Dataset rows describing interfaces

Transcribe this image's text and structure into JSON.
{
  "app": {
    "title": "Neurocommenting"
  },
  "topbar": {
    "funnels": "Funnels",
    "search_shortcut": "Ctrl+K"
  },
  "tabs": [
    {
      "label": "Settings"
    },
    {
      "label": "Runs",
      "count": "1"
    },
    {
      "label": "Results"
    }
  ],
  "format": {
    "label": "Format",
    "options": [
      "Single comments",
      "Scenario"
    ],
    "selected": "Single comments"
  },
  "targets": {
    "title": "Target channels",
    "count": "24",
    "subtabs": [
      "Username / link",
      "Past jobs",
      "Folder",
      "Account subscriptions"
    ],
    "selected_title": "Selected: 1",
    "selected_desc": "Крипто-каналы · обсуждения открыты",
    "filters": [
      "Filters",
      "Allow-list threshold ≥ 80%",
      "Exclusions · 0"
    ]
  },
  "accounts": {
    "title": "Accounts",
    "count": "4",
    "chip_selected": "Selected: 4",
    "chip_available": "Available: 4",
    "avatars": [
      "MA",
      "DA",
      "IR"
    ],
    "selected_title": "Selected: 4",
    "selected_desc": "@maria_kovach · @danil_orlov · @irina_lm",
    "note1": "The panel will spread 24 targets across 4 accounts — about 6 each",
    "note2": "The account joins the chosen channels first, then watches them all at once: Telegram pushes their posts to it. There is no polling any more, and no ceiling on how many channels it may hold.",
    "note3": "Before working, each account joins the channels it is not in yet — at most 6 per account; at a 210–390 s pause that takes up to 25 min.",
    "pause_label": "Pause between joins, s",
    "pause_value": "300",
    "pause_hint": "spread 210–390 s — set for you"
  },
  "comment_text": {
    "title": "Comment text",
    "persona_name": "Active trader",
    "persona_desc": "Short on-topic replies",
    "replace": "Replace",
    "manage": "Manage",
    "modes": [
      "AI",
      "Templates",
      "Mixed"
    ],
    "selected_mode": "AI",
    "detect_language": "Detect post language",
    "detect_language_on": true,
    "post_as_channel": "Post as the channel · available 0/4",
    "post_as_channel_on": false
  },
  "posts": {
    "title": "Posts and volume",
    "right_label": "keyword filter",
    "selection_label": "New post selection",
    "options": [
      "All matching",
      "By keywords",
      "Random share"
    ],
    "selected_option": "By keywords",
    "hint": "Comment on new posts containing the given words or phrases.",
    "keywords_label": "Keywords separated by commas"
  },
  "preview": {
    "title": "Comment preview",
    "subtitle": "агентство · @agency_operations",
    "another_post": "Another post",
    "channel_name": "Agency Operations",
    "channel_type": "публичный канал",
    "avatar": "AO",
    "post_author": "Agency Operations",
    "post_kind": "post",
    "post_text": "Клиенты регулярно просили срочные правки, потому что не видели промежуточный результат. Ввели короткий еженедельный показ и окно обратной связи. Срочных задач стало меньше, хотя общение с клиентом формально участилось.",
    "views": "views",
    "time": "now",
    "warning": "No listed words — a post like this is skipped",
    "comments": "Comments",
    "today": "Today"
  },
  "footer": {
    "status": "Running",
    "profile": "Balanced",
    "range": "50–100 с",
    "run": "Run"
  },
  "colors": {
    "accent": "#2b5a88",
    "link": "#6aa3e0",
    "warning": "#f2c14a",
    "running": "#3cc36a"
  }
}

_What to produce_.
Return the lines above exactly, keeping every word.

_The completed task_.
Transcribe this image's text and structure into JSON.
{
  "app": {
    "title": "Neurocommenting"
  },
  "topbar": {
    "funnels": "Funnels",
    "search_shortcut": "Ctrl+K"
  },
  "tabs": [
    {
      "label": "Settings"
    },
    {
      "label": "Runs",
      "count": "1"
    },
    {
      "label": "Results"
    }
  ],
  "format": {
    "label": "Format",
    "options": [
      "Single comments",
      "Scenario"
    ],
    "selected": "Single comments"
  },
  "targets": {
    "title": "Target channels",
    "count": "24",
    "subtabs": [
      "Username / link",
      "Past jobs",
      "Folder",
      "Account subscriptions"
    ],
    "selected_title": "Selected: 1",
    "selected_desc": "Крипто-каналы · обсуждения открыты",
    "filters": [
      "Filters",
      "Allow-list threshold ≥ 80%",
      "Exclusions · 0"
    ]
  },
  "accounts": {
    "title": "Accounts",
    "count": "4",
    "chip_selected": "Selected: 4",
    "chip_available": "Available: 4",
    "avatars": [
      "MA",
      "DA",
      "IR"
    ],
    "selected_title": "Selected: 4",
    "selected_desc": "@maria_kovach · @danil_orlov · @irina_lm",
    "note1": "The panel will spread 24 targets across 4 accounts — about 6 each",
    "note2": "The account joins the chosen channels first, then watches them all at once: Telegram pushes their posts to it. There is no polling any more, and no ceiling on how many channels it may hold.",
    "note3": "Before working, each account joins the channels it is not in yet — at most 6 per account; at a 210–390 s pause that takes up to 25 min.",
    "pause_label": "Pause between joins, s",
    "pause_value": "300",
    "pause_hint": "spread 210–390 s — set for you"
  },
  "comment_text": {
    "title": "Comment text",
    "persona_name": "Active trader",
    "persona_desc": "Short on-topic replies",
    "replace": "Replace",
    "manage": "Manage",
    "modes": [
      "AI",
      "Templates",
      "Mixed"
    ],
    "selected_mode": "AI",
    "detect_language": "Detect post language",
    "detect_language_on": true,
    "post_as_channel": "Post as the channel · available 0/4",
    "post_as_channel_on": false
  },
  "posts": {
    "title": "Posts and volume",
    "right_label": "keyword filter",
    "selection_label": "New post selection",
    "options": [
      "All matching",
      "By keywords",
      "Random share"
    ],
    "selected_option": "By keywords",
    "hint": "Comment on new posts containing the given words or phrases.",
    "keywords_label": "Keywords separated by commas"
  },
  "preview": {
    "title": "Comment preview",
    "subtitle": "агентство · @agency_operations",
    "another_post": "Another post",
    "channel_name": "Agency Operations",
    "channel_type": "публичный канал",
    "avatar": "AO",
    "post_author": "Agency Operations",
    "post_kind": "post",
    "post_text": "Клиенты регулярно просили срочные правки, потому что не видели промежуточный результат. Ввели короткий еженедельный показ и окно обратной связи. Срочных задач стало меньше, хотя общение с клиентом формально участилось.",
    "views": "views",
    "time": "now",
    "warning": "No listed words — a post like this is skipped",
    "comments": "Comments",
    "today": "Today"
  },
  "footer": {
    "status": "Running",
    "profile": "Balanced",
    "range": "50–100 с",
    "run": "Run"
  },
  "colors": {
    "accent": "#2b5a88",
    "link": "#6aa3e0",
    "warning": "#f2c14a",
    "running": "#3cc36a"
  }
}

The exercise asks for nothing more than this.